:: WHAT YOU NEED TO DO ::
Report how many lines below contain the word "animation", and give only that number.

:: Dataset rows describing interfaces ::
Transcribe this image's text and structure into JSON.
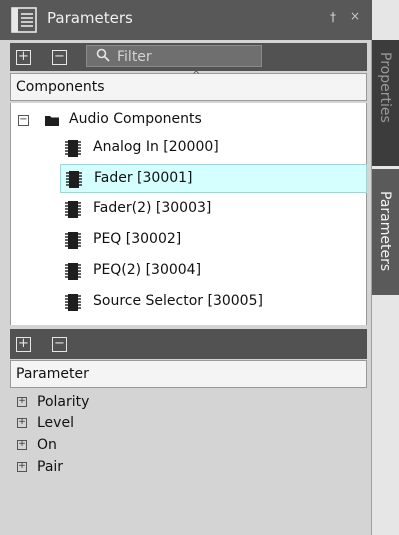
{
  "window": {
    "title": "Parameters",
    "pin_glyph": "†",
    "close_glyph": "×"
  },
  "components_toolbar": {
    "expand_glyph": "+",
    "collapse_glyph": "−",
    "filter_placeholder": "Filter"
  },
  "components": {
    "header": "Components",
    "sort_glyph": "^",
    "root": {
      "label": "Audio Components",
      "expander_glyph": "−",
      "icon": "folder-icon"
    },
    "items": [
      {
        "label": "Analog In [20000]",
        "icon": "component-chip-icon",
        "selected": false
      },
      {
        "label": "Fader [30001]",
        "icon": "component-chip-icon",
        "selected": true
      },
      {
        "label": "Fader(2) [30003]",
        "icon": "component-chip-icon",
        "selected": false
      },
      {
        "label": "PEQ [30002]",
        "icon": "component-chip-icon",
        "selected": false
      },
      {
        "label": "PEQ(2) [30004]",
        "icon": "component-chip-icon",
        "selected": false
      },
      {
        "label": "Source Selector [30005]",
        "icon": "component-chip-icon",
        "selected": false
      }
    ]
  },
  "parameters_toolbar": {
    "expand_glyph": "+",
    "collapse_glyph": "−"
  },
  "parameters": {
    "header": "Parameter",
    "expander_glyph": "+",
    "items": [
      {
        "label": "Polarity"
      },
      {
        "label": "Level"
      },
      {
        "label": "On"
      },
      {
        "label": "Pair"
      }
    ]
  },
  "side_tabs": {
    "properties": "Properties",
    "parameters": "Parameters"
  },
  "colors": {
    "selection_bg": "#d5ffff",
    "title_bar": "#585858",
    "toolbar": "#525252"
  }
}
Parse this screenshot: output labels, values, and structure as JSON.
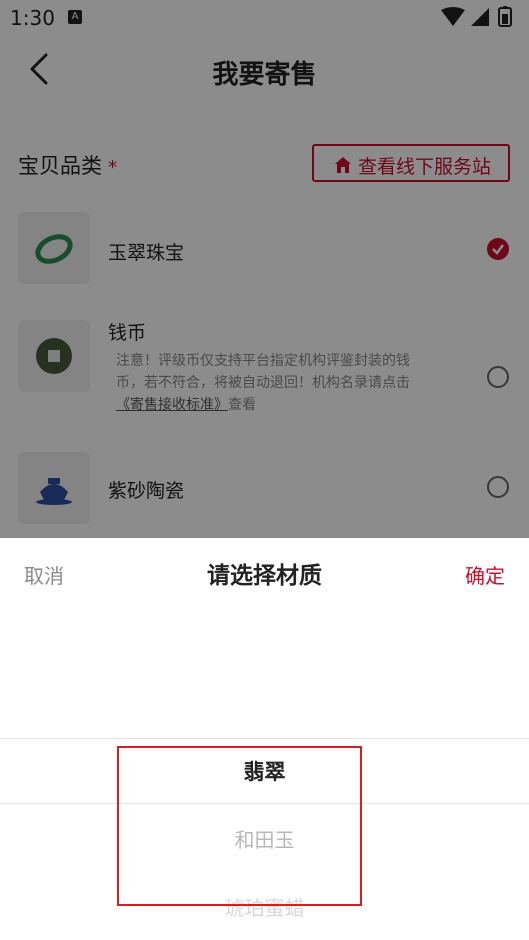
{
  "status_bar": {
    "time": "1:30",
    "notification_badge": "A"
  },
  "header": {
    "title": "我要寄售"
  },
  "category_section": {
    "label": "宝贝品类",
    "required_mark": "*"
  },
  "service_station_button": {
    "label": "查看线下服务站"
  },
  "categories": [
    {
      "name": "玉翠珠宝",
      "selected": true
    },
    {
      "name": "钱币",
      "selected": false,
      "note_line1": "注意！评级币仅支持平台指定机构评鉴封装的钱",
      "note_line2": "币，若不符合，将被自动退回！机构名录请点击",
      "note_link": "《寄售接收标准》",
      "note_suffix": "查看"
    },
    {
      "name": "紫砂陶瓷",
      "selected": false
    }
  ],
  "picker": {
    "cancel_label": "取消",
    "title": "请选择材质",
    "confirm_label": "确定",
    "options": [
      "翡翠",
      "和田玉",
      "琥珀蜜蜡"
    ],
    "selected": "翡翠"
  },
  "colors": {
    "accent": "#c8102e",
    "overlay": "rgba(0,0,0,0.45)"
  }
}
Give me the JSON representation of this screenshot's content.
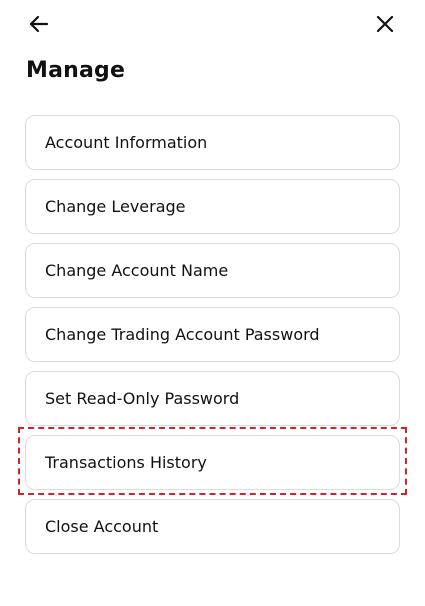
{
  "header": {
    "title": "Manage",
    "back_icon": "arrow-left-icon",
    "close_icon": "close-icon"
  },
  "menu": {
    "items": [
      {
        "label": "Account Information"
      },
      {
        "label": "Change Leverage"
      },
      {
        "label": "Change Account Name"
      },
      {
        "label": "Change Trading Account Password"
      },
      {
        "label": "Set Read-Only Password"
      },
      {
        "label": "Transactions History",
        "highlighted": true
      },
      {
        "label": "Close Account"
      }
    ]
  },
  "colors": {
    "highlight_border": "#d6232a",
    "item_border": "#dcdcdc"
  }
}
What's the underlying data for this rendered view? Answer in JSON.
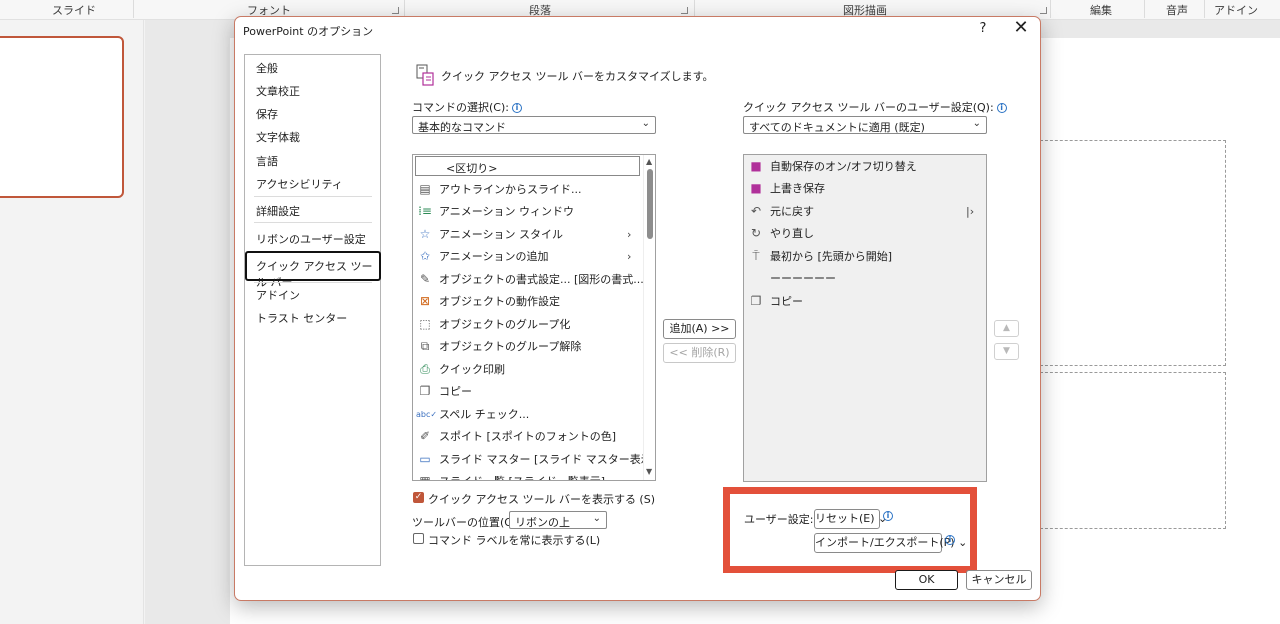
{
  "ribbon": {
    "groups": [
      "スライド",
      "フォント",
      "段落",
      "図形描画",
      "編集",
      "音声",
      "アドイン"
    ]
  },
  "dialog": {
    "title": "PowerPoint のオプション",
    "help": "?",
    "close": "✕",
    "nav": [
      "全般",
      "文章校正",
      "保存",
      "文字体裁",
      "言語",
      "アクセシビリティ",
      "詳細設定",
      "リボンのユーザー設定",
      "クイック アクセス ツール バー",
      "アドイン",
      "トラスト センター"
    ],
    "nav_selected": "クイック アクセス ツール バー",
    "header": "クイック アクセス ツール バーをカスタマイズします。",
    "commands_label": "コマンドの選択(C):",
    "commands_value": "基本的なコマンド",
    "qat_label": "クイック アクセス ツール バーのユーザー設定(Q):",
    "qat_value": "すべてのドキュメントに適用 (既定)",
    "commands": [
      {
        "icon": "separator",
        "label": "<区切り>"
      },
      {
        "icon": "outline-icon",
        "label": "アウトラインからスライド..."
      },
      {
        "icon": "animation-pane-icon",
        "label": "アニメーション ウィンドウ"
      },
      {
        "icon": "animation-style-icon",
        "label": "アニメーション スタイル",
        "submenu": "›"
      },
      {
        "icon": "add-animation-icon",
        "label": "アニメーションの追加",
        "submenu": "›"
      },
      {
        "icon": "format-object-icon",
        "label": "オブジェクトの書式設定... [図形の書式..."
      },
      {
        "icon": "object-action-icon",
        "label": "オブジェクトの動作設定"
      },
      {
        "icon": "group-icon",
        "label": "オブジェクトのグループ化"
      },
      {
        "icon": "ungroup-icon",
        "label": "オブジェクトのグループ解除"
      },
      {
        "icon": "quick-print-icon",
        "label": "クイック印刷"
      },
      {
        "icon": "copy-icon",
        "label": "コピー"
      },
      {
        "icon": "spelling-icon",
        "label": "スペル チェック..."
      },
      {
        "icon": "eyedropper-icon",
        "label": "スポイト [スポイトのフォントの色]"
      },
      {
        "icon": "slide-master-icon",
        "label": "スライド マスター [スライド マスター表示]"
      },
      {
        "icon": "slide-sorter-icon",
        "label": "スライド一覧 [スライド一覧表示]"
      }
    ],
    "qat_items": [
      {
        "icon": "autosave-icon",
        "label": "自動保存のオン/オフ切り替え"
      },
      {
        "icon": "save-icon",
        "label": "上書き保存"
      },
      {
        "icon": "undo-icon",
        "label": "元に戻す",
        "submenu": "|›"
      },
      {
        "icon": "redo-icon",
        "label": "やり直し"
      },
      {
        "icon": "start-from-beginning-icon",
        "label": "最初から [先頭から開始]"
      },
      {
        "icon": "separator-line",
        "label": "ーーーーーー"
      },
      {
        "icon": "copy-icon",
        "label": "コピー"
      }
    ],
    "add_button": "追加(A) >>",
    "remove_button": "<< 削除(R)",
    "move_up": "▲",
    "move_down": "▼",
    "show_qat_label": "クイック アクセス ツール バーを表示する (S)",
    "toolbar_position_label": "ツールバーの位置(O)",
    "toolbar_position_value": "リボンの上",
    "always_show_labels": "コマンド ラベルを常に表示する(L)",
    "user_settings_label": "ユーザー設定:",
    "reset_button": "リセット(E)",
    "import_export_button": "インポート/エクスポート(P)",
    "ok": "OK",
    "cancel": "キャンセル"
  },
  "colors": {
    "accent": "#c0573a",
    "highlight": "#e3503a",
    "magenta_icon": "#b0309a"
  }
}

:: RESPONSE BELOW ::
3